(Your instructions)
Reproduce the records that follow exactly as they appear.

Excerpts from an interface dataset
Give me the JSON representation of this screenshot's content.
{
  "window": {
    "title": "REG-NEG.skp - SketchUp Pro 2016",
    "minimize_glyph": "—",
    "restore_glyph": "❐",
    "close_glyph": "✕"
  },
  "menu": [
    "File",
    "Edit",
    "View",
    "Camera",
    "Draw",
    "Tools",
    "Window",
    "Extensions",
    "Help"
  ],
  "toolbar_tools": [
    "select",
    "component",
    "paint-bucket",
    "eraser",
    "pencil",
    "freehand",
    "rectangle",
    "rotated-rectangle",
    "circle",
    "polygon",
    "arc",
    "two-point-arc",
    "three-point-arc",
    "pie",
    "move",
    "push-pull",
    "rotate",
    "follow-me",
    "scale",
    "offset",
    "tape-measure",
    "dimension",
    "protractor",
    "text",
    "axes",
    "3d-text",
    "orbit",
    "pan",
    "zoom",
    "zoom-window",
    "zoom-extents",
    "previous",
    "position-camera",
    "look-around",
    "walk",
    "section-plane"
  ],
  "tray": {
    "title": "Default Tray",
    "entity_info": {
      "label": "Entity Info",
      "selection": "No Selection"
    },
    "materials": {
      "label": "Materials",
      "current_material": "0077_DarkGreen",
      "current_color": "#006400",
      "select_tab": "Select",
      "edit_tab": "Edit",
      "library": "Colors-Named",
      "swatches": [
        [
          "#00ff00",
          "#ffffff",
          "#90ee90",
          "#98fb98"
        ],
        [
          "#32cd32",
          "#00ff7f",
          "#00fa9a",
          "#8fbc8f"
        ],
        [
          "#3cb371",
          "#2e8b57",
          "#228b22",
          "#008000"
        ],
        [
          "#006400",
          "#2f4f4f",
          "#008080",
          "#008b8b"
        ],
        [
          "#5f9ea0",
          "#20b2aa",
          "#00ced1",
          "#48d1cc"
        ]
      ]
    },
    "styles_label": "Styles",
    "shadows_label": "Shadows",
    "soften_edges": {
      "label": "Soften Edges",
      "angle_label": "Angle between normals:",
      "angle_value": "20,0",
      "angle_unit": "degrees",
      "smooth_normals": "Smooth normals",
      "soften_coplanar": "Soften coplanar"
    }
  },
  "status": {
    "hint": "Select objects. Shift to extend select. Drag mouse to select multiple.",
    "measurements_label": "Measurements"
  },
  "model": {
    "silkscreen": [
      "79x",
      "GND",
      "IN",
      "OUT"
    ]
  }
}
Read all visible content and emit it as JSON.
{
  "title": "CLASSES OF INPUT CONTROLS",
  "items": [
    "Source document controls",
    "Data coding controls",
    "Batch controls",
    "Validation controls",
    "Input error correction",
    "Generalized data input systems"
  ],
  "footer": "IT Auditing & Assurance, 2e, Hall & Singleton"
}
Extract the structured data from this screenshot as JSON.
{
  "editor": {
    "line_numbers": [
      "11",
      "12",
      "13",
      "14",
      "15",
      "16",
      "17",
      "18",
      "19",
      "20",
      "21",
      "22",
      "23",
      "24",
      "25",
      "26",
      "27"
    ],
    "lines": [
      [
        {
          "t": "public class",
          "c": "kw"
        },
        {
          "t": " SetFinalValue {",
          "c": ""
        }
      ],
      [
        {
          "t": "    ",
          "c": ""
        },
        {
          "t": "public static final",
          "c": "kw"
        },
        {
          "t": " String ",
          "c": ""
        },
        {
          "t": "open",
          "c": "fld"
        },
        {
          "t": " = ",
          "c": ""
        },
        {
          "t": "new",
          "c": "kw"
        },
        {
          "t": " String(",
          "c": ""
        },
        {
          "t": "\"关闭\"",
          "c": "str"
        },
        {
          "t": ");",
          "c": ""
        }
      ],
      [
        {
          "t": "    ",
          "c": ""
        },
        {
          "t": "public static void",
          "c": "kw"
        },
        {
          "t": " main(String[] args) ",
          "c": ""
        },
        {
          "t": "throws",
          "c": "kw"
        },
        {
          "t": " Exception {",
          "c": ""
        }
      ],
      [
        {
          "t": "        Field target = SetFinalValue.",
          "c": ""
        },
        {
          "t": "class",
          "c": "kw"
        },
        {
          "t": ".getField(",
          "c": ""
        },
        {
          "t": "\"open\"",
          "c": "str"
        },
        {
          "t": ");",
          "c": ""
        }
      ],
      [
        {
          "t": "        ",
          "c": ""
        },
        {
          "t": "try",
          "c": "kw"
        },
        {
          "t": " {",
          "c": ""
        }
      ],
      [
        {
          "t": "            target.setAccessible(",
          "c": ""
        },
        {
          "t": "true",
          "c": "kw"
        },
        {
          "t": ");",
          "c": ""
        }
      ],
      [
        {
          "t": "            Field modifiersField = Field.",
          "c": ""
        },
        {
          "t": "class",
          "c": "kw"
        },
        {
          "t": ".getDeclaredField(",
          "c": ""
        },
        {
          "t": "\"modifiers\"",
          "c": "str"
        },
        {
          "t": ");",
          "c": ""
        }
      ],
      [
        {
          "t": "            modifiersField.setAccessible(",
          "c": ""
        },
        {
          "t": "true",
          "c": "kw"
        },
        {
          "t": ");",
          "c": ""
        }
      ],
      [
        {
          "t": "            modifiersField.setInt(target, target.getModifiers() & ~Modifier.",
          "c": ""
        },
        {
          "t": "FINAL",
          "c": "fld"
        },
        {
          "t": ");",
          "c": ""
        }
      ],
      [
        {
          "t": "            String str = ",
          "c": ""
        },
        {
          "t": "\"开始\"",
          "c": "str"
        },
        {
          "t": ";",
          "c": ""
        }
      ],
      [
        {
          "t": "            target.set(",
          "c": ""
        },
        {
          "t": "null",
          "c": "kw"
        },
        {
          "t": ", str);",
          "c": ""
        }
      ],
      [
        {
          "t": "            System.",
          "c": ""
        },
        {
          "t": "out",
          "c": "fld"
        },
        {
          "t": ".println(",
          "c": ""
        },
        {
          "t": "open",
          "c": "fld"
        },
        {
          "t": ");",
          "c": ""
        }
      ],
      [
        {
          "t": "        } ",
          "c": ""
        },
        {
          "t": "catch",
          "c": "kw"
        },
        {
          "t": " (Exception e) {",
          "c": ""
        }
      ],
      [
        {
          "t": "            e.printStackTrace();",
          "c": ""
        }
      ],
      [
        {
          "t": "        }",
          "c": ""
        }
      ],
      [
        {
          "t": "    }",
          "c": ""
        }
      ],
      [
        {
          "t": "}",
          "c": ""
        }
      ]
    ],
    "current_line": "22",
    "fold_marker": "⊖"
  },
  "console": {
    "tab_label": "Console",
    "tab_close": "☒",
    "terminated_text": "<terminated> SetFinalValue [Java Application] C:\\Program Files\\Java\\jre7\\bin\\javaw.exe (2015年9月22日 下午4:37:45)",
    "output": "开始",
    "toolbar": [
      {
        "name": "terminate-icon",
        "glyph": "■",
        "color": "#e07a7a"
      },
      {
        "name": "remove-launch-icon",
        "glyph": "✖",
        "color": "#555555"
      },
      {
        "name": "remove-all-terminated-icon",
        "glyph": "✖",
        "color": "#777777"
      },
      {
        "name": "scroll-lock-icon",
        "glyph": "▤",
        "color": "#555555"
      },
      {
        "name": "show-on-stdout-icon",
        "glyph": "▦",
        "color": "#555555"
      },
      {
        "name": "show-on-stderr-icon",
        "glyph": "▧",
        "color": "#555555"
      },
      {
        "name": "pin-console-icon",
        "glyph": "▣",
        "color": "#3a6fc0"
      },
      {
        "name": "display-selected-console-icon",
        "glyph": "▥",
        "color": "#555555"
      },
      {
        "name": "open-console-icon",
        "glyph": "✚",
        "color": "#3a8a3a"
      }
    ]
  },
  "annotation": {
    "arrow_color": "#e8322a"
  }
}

(Response box)
Give me the JSON representation of this screenshot's content.
{
  "window": {
    "title": "REG-NEG.skp - SketchUp Pro 2016",
    "minimize_glyph": "—",
    "restore_glyph": "❐",
    "close_glyph": "✕"
  },
  "menu": [
    "File",
    "Edit",
    "View",
    "Camera",
    "Draw",
    "Tools",
    "Window",
    "Extensions",
    "Help"
  ],
  "toolbar_tools": [
    "select",
    "component",
    "paint-bucket",
    "eraser",
    "pencil",
    "freehand",
    "rectangle",
    "rotated-rectangle",
    "circle",
    "polygon",
    "arc",
    "two-point-arc",
    "three-point-arc",
    "pie",
    "move",
    "push-pull",
    "rotate",
    "follow-me",
    "scale",
    "offset",
    "tape-measure",
    "dimension",
    "protractor",
    "text",
    "axes",
    "3d-text",
    "orbit",
    "pan",
    "zoom",
    "zoom-window",
    "zoom-extents",
    "previous",
    "position-camera",
    "look-around",
    "walk",
    "section-plane"
  ],
  "tray": {
    "title": "Default Tray",
    "entity_info": {
      "label": "Entity Info",
      "selection": "No Selection"
    },
    "materials": {
      "label": "Materials",
      "current_material": "0077_DarkGreen",
      "current_color": "#006400",
      "select_tab": "Select",
      "edit_tab": "Edit",
      "library": "Colors-Named",
      "swatches": [
        [
          "#00ff00",
          "#ffffff",
          "#90ee90",
          "#98fb98"
        ],
        [
          "#32cd32",
          "#00ff7f",
          "#00fa9a",
          "#8fbc8f"
        ],
        [
          "#3cb371",
          "#2e8b57",
          "#228b22",
          "#008000"
        ],
        [
          "#006400",
          "#2f4f4f",
          "#008080",
          "#008b8b"
        ],
        [
          "#5f9ea0",
          "#20b2aa",
          "#00ced1",
          "#48d1cc"
        ]
      ]
    },
    "styles_label": "Styles",
    "shadows_label": "Shadows",
    "soften_edges": {
      "label": "Soften Edges",
      "angle_label": "Angle between normals:",
      "angle_value": "20,0",
      "angle_unit": "degrees",
      "smooth_normals": "Smooth normals",
      "soften_coplanar": "Soften coplanar"
    }
  },
  "status": {
    "hint": "Select objects. Shift to extend select. Drag mouse to select multiple.",
    "measurements_label": "Measurements"
  },
  "model": {
    "silkscreen": [
      "79x",
      "GND",
      "IN",
      "OUT"
    ]
  }
}
Read all visible content and emit it as JSON.
{
  "title": "CLASSES OF INPUT CONTROLS",
  "items": [
    "Source document controls",
    "Data coding controls",
    "Batch controls",
    "Validation controls",
    "Input error correction",
    "Generalized data input systems"
  ],
  "footer": "IT Auditing & Assurance, 2e, Hall & Singleton"
}
Extract the structured data from this screenshot as JSON.
{
  "editor": {
    "line_numbers": [
      "11",
      "12",
      "13",
      "14",
      "15",
      "16",
      "17",
      "18",
      "19",
      "20",
      "21",
      "22",
      "23",
      "24",
      "25",
      "26",
      "27"
    ],
    "lines": [
      [
        {
          "t": "public class",
          "c": "kw"
        },
        {
          "t": " SetFinalValue {",
          "c": ""
        }
      ],
      [
        {
          "t": "    ",
          "c": ""
        },
        {
          "t": "public static final",
          "c": "kw"
        },
        {
          "t": " String ",
          "c": ""
        },
        {
          "t": "open",
          "c": "fld"
        },
        {
          "t": " = ",
          "c": ""
        },
        {
          "t": "new",
          "c": "kw"
        },
        {
          "t": " String(",
          "c": ""
        },
        {
          "t": "\"关闭\"",
          "c": "str"
        },
        {
          "t": ");",
          "c": ""
        }
      ],
      [
        {
          "t": "    ",
          "c": ""
        },
        {
          "t": "public static void",
          "c": "kw"
        },
        {
          "t": " main(String[] args) ",
          "c": ""
        },
        {
          "t": "throws",
          "c": "kw"
        },
        {
          "t": " Exception {",
          "c": ""
        }
      ],
      [
        {
          "t": "        Field target = SetFinalValue.",
          "c": ""
        },
        {
          "t": "class",
          "c": "kw"
        },
        {
          "t": ".getField(",
          "c": ""
        },
        {
          "t": "\"open\"",
          "c": "str"
        },
        {
          "t": ");",
          "c": ""
        }
      ],
      [
        {
          "t": "        ",
          "c": ""
        },
        {
          "t": "try",
          "c": "kw"
        },
        {
          "t": " {",
          "c": ""
        }
      ],
      [
        {
          "t": "            target.setAccessible(",
          "c": ""
        },
        {
          "t": "true",
          "c": "kw"
        },
        {
          "t": ");",
          "c": ""
        }
      ],
      [
        {
          "t": "            Field modifiersField = Field.",
          "c": ""
        },
        {
          "t": "class",
          "c": "kw"
        },
        {
          "t": ".getDeclaredField(",
          "c": ""
        },
        {
          "t": "\"modifiers\"",
          "c": "str"
        },
        {
          "t": ");",
          "c": ""
        }
      ],
      [
        {
          "t": "            modifiersField.setAccessible(",
          "c": ""
        },
        {
          "t": "true",
          "c": "kw"
        },
        {
          "t": ");",
          "c": ""
        }
      ],
      [
        {
          "t": "            modifiersField.setInt(target, target.getModifiers() & ~Modifier.",
          "c": ""
        },
        {
          "t": "FINAL",
          "c": "fld"
        },
        {
          "t": ");",
          "c": ""
        }
      ],
      [
        {
          "t": "            String str = ",
          "c": ""
        },
        {
          "t": "\"开始\"",
          "c": "str"
        },
        {
          "t": ";",
          "c": ""
        }
      ],
      [
        {
          "t": "            target.set(",
          "c": ""
        },
        {
          "t": "null",
          "c": "kw"
        },
        {
          "t": ", str);",
          "c": ""
        }
      ],
      [
        {
          "t": "            System.",
          "c": ""
        },
        {
          "t": "out",
          "c": "fld"
        },
        {
          "t": ".println(",
          "c": ""
        },
        {
          "t": "open",
          "c": "fld"
        },
        {
          "t": ");",
          "c": ""
        }
      ],
      [
        {
          "t": "        } ",
          "c": ""
        },
        {
          "t": "catch",
          "c": "kw"
        },
        {
          "t": " (Exception e) {",
          "c": ""
        }
      ],
      [
        {
          "t": "            e.printStackTrace();",
          "c": ""
        }
      ],
      [
        {
          "t": "        }",
          "c": ""
        }
      ],
      [
        {
          "t": "    }",
          "c": ""
        }
      ],
      [
        {
          "t": "}",
          "c": ""
        }
      ]
    ],
    "current_line": "22",
    "fold_marker": "⊖"
  },
  "console": {
    "tab_label": "Console",
    "tab_close": "☒",
    "terminated_text": "<terminated> SetFinalValue [Java Application] C:\\Program Files\\Java\\jre7\\bin\\javaw.exe (2015年9月22日 下午4:37:45)",
    "output": "开始",
    "toolbar": [
      {
        "name": "terminate-icon",
        "glyph": "■",
        "color": "#e07a7a"
      },
      {
        "name": "remove-launch-icon",
        "glyph": "✖",
        "color": "#555555"
      },
      {
        "name": "remove-all-terminated-icon",
        "glyph": "✖",
        "color": "#777777"
      },
      {
        "name": "scroll-lock-icon",
        "glyph": "▤",
        "color": "#555555"
      },
      {
        "name": "show-on-stdout-icon",
        "glyph": "▦",
        "color": "#555555"
      },
      {
        "name": "show-on-stderr-icon",
        "glyph": "▧",
        "color": "#555555"
      },
      {
        "name": "pin-console-icon",
        "glyph": "▣",
        "color": "#3a6fc0"
      },
      {
        "name": "display-selected-console-icon",
        "glyph": "▥",
        "color": "#555555"
      },
      {
        "name": "open-console-icon",
        "glyph": "✚",
        "color": "#3a8a3a"
      }
    ]
  },
  "annotation": {
    "arrow_color": "#e8322a"
  }
}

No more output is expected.